|Our adventure began at 6:00 Saturday morning. Being the responsible Uni students that we are, Sonja and I saved all of our packing for 11pm the previous evening. This meant we had about three hours of sleep to function on for our first day of travel.
The first order of business was getting to London to catch a 12:35 flight out of Heathrow to the continent. We got up early Saturday morning and took the tram to the Nottingham train station. We wandered around aimlessly for a while, musing about where to get our tickets, what to do with our luggage, and which platform our train would be leaving from. Twenty minutes later we swallowed our pride and asked about eleven different people where to get our tickets, what to do with our luggage, and which platform our train would be leaving from. We *almost* missed out train. Strike one.
But, things were looking up. Unbeknownst to us, we had recieved a free upgrade to first class. This basically meant that for the entire two hour ride all the rich Londoners in their haute couture and mink coats stared at us and silently wondered how we managed to get up there.
When we got to London we realized we had no idea how to get to Heathrow from our stop, which was St. Pancras. We had two hours before our flight left. We were told that we had two options: take the express train, which would get us to Heathrow in 15 minutes, and pay about $40 each. Beep, no thank you. Our other option was the metro, which was about a 50 minute ride that would only cost us about $3 each. So we headed for the metro station.
When we got there we recieved the best advice ever from two elderly station attendants: take the Picadilly line, but don't pay for the ticket here. They pointed to the line where people were waiting to buy tickets. It would be about a half hour wait, and we didn't have a half hour. They said we should pay when we get off...now the only problem with this is that the London metro stations operate by using a ticket turnstile system where you can't get through unless you swipe your ticket. However, we may or may not have gotten an illegal yet free ride by going through the turnstile on the end that was broken. Hey, desperate times call for desperate measures.
We had about an hour and a half before our flight left. We got on the Picadilly, which was literally packed like sardines. And here we were with our 5 ton massive packs. There were a few disgruntled mothers who gave us death stares. It was bad. People couldn't get past us to get out because there was nowhere to move. And this went on for 50 minutes. Near the end of the ride, around 11:45, we had a chance to sit down. We took the opportunity to look at our booking info one last time.
One of the worst feelings in the world is the moment you realize you've been undone by your own stupidity.
I looked at the departure time.
I looked again.
No, this is not happening.
How could we have screwed up something as elementary as our departure time?!?!
I handed it over to Sonja, unable to find the words to speak.
She said nothing.

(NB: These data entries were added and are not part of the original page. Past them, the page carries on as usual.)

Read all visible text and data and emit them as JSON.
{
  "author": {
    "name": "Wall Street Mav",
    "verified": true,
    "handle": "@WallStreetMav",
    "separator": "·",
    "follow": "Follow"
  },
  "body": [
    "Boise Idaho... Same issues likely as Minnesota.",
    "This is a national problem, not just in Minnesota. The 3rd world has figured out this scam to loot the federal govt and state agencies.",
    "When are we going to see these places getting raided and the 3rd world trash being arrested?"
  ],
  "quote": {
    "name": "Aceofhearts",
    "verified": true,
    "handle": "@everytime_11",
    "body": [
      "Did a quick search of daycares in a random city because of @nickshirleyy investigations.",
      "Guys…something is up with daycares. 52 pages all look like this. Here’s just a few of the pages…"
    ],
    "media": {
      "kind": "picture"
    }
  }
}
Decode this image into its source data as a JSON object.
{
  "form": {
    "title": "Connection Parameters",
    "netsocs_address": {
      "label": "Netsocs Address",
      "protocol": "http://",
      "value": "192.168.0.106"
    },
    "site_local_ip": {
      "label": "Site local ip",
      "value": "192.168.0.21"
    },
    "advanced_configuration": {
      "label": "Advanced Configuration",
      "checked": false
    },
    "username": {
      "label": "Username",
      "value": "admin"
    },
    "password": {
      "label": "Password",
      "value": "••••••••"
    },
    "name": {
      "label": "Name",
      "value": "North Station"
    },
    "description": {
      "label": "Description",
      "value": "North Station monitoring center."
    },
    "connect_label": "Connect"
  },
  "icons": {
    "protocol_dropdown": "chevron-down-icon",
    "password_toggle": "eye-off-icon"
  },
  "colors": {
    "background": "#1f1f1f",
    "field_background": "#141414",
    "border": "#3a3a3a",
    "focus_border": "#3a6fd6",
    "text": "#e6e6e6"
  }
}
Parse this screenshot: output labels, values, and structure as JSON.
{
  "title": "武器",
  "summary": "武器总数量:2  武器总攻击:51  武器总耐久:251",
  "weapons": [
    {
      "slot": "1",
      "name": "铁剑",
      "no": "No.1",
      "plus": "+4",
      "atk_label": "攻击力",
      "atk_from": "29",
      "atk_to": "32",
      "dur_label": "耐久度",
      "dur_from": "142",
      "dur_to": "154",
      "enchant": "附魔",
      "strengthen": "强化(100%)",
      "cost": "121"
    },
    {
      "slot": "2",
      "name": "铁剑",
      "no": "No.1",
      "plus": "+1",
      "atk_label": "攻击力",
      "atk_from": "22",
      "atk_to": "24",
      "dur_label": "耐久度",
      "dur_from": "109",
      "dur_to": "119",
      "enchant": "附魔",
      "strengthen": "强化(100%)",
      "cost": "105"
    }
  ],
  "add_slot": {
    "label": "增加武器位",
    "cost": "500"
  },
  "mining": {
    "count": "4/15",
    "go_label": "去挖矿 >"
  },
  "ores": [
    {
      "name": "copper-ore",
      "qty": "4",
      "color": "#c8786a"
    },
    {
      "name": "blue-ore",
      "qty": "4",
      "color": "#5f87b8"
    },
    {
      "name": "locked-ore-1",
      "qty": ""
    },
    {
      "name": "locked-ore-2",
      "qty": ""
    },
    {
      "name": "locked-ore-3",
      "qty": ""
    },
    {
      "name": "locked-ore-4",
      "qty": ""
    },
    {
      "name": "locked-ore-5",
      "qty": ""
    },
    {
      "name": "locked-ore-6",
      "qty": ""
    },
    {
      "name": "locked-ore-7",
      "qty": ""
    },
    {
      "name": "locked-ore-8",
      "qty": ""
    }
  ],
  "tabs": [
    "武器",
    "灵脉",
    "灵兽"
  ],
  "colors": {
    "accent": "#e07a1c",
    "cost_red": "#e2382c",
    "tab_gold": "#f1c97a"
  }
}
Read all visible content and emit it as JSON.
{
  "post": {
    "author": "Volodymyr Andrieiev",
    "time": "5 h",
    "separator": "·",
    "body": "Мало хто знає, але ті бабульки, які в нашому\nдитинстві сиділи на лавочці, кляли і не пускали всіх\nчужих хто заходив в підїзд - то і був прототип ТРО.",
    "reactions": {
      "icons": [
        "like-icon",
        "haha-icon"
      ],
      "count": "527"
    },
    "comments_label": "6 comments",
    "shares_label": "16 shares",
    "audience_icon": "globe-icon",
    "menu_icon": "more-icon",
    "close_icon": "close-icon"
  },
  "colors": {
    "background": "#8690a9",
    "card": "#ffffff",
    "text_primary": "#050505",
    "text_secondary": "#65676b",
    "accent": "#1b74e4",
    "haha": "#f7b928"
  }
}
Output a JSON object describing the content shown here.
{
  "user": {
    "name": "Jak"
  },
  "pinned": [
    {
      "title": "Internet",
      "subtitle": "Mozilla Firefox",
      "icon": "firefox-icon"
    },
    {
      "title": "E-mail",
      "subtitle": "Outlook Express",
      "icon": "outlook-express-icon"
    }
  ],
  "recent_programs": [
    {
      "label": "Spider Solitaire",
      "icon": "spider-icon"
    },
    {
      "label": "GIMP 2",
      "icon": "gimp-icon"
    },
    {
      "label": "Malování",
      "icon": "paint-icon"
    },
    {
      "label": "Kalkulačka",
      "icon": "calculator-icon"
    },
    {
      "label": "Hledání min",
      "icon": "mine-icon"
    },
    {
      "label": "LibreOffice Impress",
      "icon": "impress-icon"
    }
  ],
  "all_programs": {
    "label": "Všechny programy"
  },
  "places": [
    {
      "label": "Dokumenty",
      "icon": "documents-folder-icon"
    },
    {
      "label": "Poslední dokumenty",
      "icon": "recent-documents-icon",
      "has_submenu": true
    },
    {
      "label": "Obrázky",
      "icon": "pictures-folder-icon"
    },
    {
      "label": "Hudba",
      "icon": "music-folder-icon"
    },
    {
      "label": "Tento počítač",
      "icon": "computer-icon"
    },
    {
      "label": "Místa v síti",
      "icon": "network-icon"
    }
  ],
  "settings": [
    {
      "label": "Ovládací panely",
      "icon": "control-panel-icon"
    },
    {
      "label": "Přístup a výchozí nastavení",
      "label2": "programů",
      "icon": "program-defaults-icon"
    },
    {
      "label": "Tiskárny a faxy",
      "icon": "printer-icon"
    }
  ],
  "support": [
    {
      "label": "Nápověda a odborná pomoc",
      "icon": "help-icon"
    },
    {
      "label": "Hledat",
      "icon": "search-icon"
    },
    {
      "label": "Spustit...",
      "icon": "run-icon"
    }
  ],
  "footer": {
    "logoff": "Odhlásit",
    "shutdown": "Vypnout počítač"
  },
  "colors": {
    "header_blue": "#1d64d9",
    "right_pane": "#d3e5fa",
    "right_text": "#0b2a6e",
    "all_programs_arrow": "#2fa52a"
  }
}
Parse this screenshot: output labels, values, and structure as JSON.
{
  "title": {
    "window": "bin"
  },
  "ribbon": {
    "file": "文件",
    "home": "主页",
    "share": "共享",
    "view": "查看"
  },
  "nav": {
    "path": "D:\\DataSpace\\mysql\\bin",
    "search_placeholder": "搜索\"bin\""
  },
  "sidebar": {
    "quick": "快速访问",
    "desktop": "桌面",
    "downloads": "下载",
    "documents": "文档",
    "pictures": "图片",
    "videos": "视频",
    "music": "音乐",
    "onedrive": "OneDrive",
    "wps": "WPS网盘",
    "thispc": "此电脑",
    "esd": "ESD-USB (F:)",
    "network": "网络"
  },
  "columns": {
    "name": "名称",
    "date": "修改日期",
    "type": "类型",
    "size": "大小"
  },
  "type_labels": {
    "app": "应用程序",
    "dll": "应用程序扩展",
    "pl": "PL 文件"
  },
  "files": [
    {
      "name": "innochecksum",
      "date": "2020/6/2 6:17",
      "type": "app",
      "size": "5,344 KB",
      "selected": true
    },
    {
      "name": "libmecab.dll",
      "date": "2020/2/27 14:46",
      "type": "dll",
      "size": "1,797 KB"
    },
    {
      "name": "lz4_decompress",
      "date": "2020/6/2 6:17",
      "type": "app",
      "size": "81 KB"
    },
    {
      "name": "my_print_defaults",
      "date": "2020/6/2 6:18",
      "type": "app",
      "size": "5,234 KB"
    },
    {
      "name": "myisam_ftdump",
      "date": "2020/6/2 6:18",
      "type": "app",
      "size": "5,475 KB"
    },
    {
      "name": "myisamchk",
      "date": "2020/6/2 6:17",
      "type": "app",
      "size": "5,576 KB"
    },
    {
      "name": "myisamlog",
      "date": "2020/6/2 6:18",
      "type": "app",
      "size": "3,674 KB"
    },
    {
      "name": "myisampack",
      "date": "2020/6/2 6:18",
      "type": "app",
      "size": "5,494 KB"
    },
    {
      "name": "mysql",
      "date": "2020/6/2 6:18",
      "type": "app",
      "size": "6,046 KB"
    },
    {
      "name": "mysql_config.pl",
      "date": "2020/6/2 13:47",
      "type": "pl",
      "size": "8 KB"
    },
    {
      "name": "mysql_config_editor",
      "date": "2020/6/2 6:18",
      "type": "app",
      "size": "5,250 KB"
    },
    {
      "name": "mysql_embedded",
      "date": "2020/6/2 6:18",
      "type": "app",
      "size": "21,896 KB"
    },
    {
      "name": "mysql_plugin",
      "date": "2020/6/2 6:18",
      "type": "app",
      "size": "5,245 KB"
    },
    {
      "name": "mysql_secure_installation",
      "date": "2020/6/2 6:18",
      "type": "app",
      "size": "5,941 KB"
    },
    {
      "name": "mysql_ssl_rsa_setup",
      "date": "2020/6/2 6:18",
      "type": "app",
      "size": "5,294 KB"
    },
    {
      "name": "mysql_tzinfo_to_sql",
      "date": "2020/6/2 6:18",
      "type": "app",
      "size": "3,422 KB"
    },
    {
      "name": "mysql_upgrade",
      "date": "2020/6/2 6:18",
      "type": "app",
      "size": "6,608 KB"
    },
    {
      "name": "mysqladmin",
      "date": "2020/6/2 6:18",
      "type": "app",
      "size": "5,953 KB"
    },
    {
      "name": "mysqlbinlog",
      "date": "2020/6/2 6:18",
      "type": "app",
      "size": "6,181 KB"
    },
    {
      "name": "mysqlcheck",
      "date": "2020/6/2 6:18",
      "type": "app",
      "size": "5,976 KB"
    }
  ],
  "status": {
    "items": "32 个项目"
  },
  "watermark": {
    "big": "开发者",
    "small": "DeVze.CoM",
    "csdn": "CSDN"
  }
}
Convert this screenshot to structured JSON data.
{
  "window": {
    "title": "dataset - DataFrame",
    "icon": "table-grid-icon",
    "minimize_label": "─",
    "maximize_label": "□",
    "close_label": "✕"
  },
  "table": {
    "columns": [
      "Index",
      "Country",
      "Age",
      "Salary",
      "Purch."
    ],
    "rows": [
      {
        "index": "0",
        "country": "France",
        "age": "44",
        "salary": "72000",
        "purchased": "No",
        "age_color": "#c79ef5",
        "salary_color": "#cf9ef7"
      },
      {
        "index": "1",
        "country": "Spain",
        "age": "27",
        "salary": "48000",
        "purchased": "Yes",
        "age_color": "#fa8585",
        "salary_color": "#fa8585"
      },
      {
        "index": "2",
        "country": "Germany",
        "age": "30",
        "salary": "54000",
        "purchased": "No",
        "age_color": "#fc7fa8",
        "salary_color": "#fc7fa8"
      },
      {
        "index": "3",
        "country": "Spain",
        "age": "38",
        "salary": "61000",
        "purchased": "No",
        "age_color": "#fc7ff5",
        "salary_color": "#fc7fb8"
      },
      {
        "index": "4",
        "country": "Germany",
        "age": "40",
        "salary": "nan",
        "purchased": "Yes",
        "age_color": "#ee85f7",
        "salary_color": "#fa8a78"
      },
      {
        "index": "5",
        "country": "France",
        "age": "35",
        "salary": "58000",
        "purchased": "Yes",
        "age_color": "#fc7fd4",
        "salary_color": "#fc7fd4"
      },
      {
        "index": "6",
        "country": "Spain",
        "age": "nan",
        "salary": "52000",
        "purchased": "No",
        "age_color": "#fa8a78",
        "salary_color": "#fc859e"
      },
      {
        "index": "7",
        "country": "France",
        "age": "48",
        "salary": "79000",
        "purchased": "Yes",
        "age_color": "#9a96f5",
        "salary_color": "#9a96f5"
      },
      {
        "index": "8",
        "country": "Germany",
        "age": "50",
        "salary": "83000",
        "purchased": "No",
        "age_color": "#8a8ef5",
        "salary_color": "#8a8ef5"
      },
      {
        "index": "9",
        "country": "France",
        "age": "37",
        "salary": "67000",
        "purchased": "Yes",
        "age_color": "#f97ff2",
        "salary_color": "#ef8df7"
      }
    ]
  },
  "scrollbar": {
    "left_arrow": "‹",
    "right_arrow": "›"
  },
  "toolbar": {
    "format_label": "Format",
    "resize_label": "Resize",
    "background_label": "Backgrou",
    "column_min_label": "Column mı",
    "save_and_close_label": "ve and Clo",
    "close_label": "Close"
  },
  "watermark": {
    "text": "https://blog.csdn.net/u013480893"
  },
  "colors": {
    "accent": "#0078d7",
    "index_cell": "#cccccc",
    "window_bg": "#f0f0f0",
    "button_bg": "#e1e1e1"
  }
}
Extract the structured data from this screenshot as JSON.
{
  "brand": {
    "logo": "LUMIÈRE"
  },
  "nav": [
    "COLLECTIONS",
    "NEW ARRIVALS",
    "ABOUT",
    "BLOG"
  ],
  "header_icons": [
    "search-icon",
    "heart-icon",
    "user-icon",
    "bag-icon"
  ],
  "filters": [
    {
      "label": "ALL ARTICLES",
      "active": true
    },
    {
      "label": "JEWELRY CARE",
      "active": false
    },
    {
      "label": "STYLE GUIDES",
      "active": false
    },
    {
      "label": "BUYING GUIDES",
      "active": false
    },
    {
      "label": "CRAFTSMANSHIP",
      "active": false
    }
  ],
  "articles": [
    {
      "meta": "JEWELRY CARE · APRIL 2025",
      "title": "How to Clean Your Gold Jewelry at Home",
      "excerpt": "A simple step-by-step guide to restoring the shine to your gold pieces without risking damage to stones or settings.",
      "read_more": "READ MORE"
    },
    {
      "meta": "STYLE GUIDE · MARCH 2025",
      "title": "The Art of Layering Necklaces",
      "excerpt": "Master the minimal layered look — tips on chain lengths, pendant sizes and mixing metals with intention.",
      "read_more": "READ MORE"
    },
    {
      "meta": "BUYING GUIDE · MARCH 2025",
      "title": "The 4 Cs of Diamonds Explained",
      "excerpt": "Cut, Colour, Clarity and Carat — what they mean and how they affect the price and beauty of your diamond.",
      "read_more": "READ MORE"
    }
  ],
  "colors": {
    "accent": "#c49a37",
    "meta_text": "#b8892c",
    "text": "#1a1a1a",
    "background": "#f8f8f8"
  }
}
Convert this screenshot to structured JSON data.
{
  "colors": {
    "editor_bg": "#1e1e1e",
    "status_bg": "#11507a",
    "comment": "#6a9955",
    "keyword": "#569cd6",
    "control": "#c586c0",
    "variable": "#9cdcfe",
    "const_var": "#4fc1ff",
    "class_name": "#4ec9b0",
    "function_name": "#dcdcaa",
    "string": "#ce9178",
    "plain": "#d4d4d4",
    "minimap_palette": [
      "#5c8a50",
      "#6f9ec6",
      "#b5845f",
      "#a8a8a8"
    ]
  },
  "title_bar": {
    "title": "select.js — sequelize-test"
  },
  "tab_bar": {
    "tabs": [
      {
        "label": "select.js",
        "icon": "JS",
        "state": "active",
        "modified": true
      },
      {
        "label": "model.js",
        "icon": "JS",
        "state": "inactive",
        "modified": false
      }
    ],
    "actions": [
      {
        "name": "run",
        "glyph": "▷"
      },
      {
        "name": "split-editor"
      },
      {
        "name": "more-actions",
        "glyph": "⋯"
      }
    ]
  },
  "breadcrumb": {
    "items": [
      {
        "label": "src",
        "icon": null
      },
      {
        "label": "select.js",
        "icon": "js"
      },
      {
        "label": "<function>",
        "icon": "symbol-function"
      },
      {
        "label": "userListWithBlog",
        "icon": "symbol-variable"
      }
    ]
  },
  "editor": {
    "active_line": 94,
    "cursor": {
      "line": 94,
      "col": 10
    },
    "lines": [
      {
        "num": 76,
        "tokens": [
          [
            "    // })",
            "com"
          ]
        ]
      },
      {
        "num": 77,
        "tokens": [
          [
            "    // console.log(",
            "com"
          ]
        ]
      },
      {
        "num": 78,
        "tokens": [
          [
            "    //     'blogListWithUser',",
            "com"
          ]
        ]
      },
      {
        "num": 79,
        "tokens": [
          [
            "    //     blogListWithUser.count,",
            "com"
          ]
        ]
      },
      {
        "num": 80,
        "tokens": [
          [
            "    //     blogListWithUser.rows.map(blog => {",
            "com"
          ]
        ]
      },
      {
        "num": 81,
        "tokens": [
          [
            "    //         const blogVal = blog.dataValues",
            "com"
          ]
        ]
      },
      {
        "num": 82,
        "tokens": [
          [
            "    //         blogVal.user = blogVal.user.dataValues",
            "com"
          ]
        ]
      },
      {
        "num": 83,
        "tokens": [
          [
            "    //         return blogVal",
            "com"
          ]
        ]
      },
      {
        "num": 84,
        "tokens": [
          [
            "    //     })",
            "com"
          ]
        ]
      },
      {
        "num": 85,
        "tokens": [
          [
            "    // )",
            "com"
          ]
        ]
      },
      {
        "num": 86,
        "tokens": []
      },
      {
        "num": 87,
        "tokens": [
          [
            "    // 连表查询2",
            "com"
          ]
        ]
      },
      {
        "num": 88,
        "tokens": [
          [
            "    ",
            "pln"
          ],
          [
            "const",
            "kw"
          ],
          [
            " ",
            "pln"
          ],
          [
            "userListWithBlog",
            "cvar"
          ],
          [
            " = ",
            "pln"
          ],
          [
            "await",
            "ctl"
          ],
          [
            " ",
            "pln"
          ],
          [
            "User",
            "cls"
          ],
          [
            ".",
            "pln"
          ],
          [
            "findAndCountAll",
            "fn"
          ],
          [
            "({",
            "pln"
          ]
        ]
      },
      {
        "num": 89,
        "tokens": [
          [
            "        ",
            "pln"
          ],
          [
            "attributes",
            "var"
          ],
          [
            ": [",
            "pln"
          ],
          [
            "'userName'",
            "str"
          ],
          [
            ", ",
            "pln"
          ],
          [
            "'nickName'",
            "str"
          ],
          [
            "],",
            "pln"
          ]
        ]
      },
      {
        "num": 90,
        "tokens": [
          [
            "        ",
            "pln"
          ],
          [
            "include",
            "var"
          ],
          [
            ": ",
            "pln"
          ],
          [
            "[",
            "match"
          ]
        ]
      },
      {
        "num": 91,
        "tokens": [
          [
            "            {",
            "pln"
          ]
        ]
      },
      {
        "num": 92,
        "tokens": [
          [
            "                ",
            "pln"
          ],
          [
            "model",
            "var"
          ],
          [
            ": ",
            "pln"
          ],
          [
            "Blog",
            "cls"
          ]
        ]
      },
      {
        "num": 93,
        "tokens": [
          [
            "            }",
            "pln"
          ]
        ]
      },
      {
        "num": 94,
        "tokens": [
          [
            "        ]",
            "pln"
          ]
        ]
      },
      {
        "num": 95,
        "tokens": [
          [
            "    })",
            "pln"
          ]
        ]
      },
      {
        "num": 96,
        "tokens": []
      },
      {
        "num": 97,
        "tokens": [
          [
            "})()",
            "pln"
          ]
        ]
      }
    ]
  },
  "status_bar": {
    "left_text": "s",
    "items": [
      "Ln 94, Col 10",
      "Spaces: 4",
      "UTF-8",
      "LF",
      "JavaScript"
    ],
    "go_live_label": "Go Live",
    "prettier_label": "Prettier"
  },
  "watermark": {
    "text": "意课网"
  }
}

We felt utterly defeated. There was no way we were going to make this flight. Strike two.
We got to Heathrow and headed silently to the ticketing machine. We figured with a ticket in hand we could at least talk to an agent about rescheduling.
As I waited for my ticket to print, the most miraculous thing happened. There, in bold and unapologizing letters, were the words, "We're sorry. Your flight has been delayed. The new departure time will be 12:35. Thank you."
I think I screamed, and then grabbed Sonja and did a little dance. All the Londoners looked at us with annoyed disinterest. We had a chance!
We got into the baggage check line, waited there for 10 minutes, only to be told that it was far too late to check baggage and that we would have to try to carry our packs on the plane. Fine.
We ran to the security line and begged one of the officers to let us go to teh front of the line. He did. Sonja definitely beeped, and I had all sorts of sharp and dangerous objects in my bag, but apparently Heathrow airport was not too concerned about the two of us being a terrorist threat because they let us through.
The next five minutes were like a scene from a movie. Here we were, at one of the busiest airports in the world, dodging through crowds (running in heels mind you), trying to get to our gate in time. Out of breath, we reached the gate and handed the attendents our sweaty and crumpled tickets. They glared.
We got on the plane and tried to smush our packs into the overhead compartments. The attendents glared. I unknowingly set mine on some guy's suit coat. He glared. We sheepishly made our way to our seats and let out a huge sigh of relief.
Way too close.
50 minutes later we arrived in Brussels. We got to the train station and booked a night train to Berlin. We still had about 7 hours to kill. We spent about 3 of those trying to make change so that we could store our packs in the lockers at the station (thus the pictures of us looking greasy, exhausted, and disgruntled).
The Brussels train station is pretty creepy at night. First of all, its freezing, as it's basically outdoors. Second of all, its not in the best part of town. We encountered our fair share of leering men. Also, people try to sell stolen goods to you. Finally, we almost stepped on a homeless man who was sprawled out on the floor in front of the bathroom.
That would have been strike three for me, if the night train to Berlin was not such a nightmare. We got to our cabin and there were people already asleep across our seats, so we had to wake them up and they were pretty cross with us. We spent the whole night upright in really uncomfortable seats because there was very little room. One girl got so fed up that she crawled up onto the luggage rack to fall asleep there. Needless to say I didn't get any sleep. THAT was strike three.
And that, friends, was our first 24 hours of travel. Jealous?